I’d been sold a cute little “salad bowl” helmet. It was a real helmet, but offered no protection for my face or ears. It felt like metal darts were hitting my face. My glasses got splattered with rain drops, as did the windshield. Basically, I was now blind, except for finding the outside lines on the road. I was riding about 45 mph and doing my best to stay upright and in the lane.
I was surprised that the bike held the road well. There was no skidding or slipping. Of course, I was easy on the gas and the brakes, especially the front brake. I gained confidence as I rode. The bike was performing wonderfully and I was doing a great job handling the side wind. My face was another issue, entirely, as it continued to get pummeled with darts.
I tensed up as I entered a highway curve. I was barely competent to take those on clear sunny days, but here I was in driving rain. Once again, I couldn’t believe it, but the bike went right around that curve, completely ignoring rain and wind.
So, now about 30 miles into this, I was strutting my stuff. I was riding in the rain. Me. I wasn’t just riding in it, I was owning it. I had just realized that the biggest part of riding in the rain was the fear of riding in the rain. I no longer feared it.
I was actually enjoying the smell of fresh rain. I was watching the rain come down, much like the joy of sitting on an outdoor porch, watching the rain. Only I was moving and seeing the sights. Trees were flexing in the wind, the ditches in the road were carrying water, as were the streams and creeks.
The bike didn’t care. The engine purred confidently, as the fuel and ignition systems were unaffected by moisture. The tires held the road well, even through puddles. The water splashed up around the bike, but never seemed to hit me directly.
Soon, just as quickly as it had come up, the rain stopped. I was almost home now. The one thing that ticked me off was that as I was pulling into home, the streets had become dry.
My sacred Angel, the Goddess of Safe Biking, had just put me through a valuable riding lesson.

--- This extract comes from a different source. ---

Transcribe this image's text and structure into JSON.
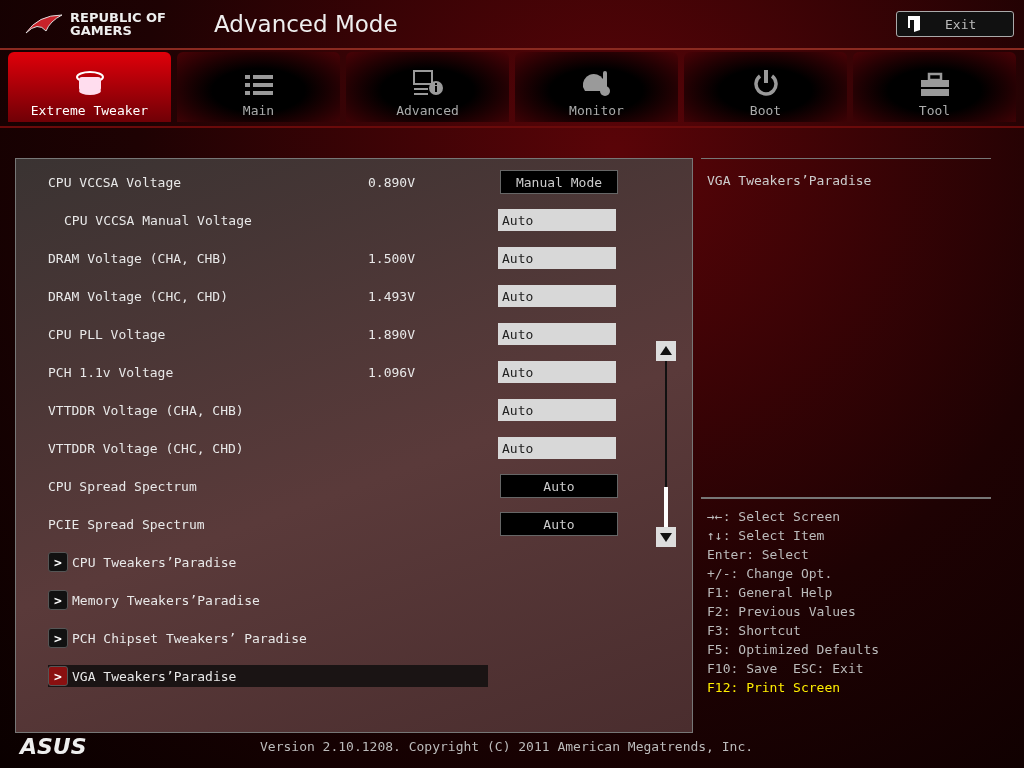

I had just passed one of her first tests and earned my first of many quality rider tests–beginning rain riding.
As I took off my rain suit, I realized that it had worked wonders and I was as dry as a cheap piece of truck stop toast.
And THAT is how I learned to ride in the rain.

This is a more detailed analysis of riding in the rain.